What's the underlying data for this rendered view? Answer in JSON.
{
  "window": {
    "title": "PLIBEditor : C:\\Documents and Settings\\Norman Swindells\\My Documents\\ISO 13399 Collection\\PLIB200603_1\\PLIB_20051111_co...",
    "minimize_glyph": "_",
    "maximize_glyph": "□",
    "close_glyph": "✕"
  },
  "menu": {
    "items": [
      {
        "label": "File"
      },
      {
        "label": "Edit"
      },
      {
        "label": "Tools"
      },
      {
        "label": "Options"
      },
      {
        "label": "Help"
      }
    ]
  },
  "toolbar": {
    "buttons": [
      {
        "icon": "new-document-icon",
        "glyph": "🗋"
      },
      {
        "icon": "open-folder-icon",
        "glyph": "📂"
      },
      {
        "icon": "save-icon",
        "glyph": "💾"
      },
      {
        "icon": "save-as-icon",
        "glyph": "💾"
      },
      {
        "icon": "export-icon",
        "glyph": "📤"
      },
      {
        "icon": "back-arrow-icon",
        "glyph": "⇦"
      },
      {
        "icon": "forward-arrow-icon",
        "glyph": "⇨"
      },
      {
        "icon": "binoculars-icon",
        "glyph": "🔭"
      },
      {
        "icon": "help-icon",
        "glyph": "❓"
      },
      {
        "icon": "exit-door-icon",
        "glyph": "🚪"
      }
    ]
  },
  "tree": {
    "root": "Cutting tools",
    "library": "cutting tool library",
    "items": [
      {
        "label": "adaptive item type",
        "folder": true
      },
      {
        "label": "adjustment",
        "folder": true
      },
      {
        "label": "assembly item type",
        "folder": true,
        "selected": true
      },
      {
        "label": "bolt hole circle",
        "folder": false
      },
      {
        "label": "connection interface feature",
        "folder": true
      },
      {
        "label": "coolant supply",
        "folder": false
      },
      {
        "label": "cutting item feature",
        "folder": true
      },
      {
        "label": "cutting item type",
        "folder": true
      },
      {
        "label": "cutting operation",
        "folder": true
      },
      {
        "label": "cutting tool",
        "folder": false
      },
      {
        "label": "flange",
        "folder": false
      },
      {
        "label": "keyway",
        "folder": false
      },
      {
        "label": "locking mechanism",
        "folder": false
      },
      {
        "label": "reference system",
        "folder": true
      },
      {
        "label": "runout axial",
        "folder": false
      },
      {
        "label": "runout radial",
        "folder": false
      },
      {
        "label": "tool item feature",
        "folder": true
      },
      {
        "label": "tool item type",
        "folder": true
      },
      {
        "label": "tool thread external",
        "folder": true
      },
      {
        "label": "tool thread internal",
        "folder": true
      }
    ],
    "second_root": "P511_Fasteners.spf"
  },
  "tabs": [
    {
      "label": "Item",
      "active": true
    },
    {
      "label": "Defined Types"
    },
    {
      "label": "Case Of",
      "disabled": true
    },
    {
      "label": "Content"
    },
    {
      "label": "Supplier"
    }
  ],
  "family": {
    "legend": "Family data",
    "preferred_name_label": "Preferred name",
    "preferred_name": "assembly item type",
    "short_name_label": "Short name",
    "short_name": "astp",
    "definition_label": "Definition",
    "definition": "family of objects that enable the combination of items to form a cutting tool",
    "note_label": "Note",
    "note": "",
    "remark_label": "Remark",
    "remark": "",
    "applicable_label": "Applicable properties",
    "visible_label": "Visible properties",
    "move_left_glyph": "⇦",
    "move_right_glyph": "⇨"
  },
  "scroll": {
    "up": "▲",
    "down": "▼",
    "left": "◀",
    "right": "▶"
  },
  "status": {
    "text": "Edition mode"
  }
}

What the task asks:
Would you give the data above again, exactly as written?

Your solution:
What's the underlying data for this rendered view? Answer in JSON.
{
  "window": {
    "title": "PLIBEditor : C:\\Documents and Settings\\Norman Swindells\\My Documents\\ISO 13399 Collection\\PLIB200603_1\\PLIB_20051111_co...",
    "minimize_glyph": "_",
    "maximize_glyph": "□",
    "close_glyph": "✕"
  },
  "menu": {
    "items": [
      {
        "label": "File"
      },
      {
        "label": "Edit"
      },
      {
        "label": "Tools"
      },
      {
        "label": "Options"
      },
      {
        "label": "Help"
      }
    ]
  },
  "toolbar": {
    "buttons": [
      {
        "icon": "new-document-icon",
        "glyph": "🗋"
      },
      {
        "icon": "open-folder-icon",
        "glyph": "📂"
      },
      {
        "icon": "save-icon",
        "glyph": "💾"
      },
      {
        "icon": "save-as-icon",
        "glyph": "💾"
      },
      {
        "icon": "export-icon",
        "glyph": "📤"
      },
      {
        "icon": "back-arrow-icon",
        "glyph": "⇦"
      },
      {
        "icon": "forward-arrow-icon",
        "glyph": "⇨"
      },
      {
        "icon": "binoculars-icon",
        "glyph": "🔭"
      },
      {
        "icon": "help-icon",
        "glyph": "❓"
      },
      {
        "icon": "exit-door-icon",
        "glyph": "🚪"
      }
    ]
  },
  "tree": {
    "root": "Cutting tools",
    "library": "cutting tool library",
    "items": [
      {
        "label": "adaptive item type",
        "folder": true
      },
      {
        "label": "adjustment",
        "folder": true
      },
      {
        "label": "assembly item type",
        "folder": true,
        "selected": true
      },
      {
        "label": "bolt hole circle",
        "folder": false
      },
      {
        "label": "connection interface feature",
        "folder": true
      },
      {
        "label": "coolant supply",
        "folder": false
      },
      {
        "label": "cutting item feature",
        "folder": true
      },
      {
        "label": "cutting item type",
        "folder": true
      },
      {
        "label": "cutting operation",
        "folder": true
      },
      {
        "label": "cutting tool",
        "folder": false
      },
      {
        "label": "flange",
        "folder": false
      },
      {
        "label": "keyway",
        "folder": false
      },
      {
        "label": "locking mechanism",
        "folder": false
      },
      {
        "label": "reference system",
        "folder": true
      },
      {
        "label": "runout axial",
        "folder": false
      },
      {
        "label": "runout radial",
        "folder": false
      },
      {
        "label": "tool item feature",
        "folder": true
      },
      {
        "label": "tool item type",
        "folder": true
      },
      {
        "label": "tool thread external",
        "folder": true
      },
      {
        "label": "tool thread internal",
        "folder": true
      }
    ],
    "second_root": "P511_Fasteners.spf"
  },
  "tabs": [
    {
      "label": "Item",
      "active": true
    },
    {
      "label": "Defined Types"
    },
    {
      "label": "Case Of",
      "disabled": true
    },
    {
      "label": "Content"
    },
    {
      "label": "Supplier"
    }
  ],
  "family": {
    "legend": "Family data",
    "preferred_name_label": "Preferred name",
    "preferred_name": "assembly item type",
    "short_name_label": "Short name",
    "short_name": "astp",
    "definition_label": "Definition",
    "definition": "family of objects that enable the combination of items to form a cutting tool",
    "note_label": "Note",
    "note": "",
    "remark_label": "Remark",
    "remark": "",
    "applicable_label": "Applicable properties",
    "visible_label": "Visible properties",
    "move_left_glyph": "⇦",
    "move_right_glyph": "⇨"
  },
  "scroll": {
    "up": "▲",
    "down": "▼",
    "left": "◀",
    "right": "▶"
  },
  "status": {
    "text": "Edition mode"
  }
}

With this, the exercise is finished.